● **Problem details**:
Using the listing below, keep only the lines with the word "files" and copy them.

● **Extracted data**:
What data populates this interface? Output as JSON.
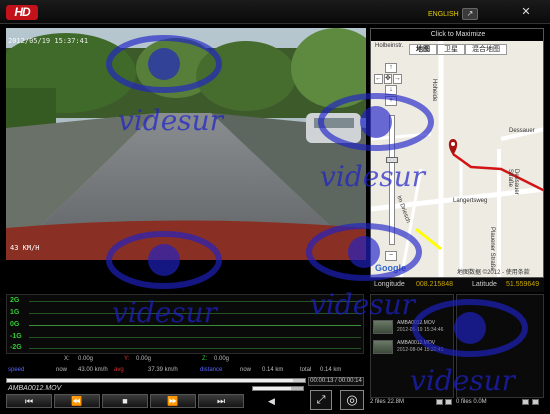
{
  "app": {
    "logo": "HD",
    "language": "ENGLISH",
    "lang_icon": "arrow-icon",
    "close": "✕"
  },
  "video": {
    "timestamp": "2012/05/19 15:37:41",
    "speed_overlay": "43 KM/H"
  },
  "map": {
    "header": "Click to Maximize",
    "tabs": [
      "地图",
      "卫星",
      "混合地图"
    ],
    "zoom_buttons": [
      "↑",
      "←",
      "✥",
      "→",
      "↓",
      "+"
    ],
    "zoom_minus": "−",
    "labels": {
      "street1": "Holbeinstr.",
      "street2": "Dessauer",
      "street3": "Langertsweg",
      "street4": "Plauener Straße",
      "street5": "Im Driesch",
      "street6": "Dessauer Straße",
      "top_left": "Hoheide"
    },
    "logo": "Google",
    "copyright": "地图数据 ©2012 - 使用条款",
    "route_color": "#d21414"
  },
  "coords": {
    "lon_label": "Longitude",
    "lon_value": "008.215848",
    "lat_label": "Latitude",
    "lat_value": "51.559649"
  },
  "gsensor": {
    "levels": [
      "2G",
      "1G",
      "0G",
      "-1G",
      "-2G"
    ]
  },
  "stats": {
    "blank1": "",
    "x_label": "X:",
    "x_value": "0.00g",
    "y_label": "Y:",
    "y_value": "0.00g",
    "z_label": "Z:",
    "z_value": "0.00g",
    "speed_label": "speed",
    "now_label": "now",
    "now_value": "43.00 km/h",
    "avg_label": "avg",
    "avg_value": "37.39 km/h",
    "dist_label": "distance",
    "dist_now": "now",
    "dist_now_value": "0.14 km",
    "total_label": "total",
    "total_value": "0.14 km"
  },
  "player": {
    "filename": "AMBA0012.MOV",
    "time": "00:00:13 / 00:00:14",
    "progress": 0.96,
    "volume": 0.75,
    "buttons": [
      "⏮",
      "⏪",
      "■",
      "⏩",
      "⏭"
    ],
    "speaker": "◀",
    "fullscreen": "⤢",
    "snapshot": "◎"
  },
  "files": [
    {
      "name": "AMBA0012.MOV",
      "date": "2012-05-19  15:34:46"
    },
    {
      "name": "AMBA0012.MOV",
      "date": "2012-08-04  15:32:41"
    }
  ],
  "files_status": "2 files 22.8M",
  "files2_status": "0 files 0.0M",
  "watermark": "videsur"
}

● **Response below**:
  "files": [
  "files_status": "2 files 22.8M",
  "files2_status": "0 files 0.0M",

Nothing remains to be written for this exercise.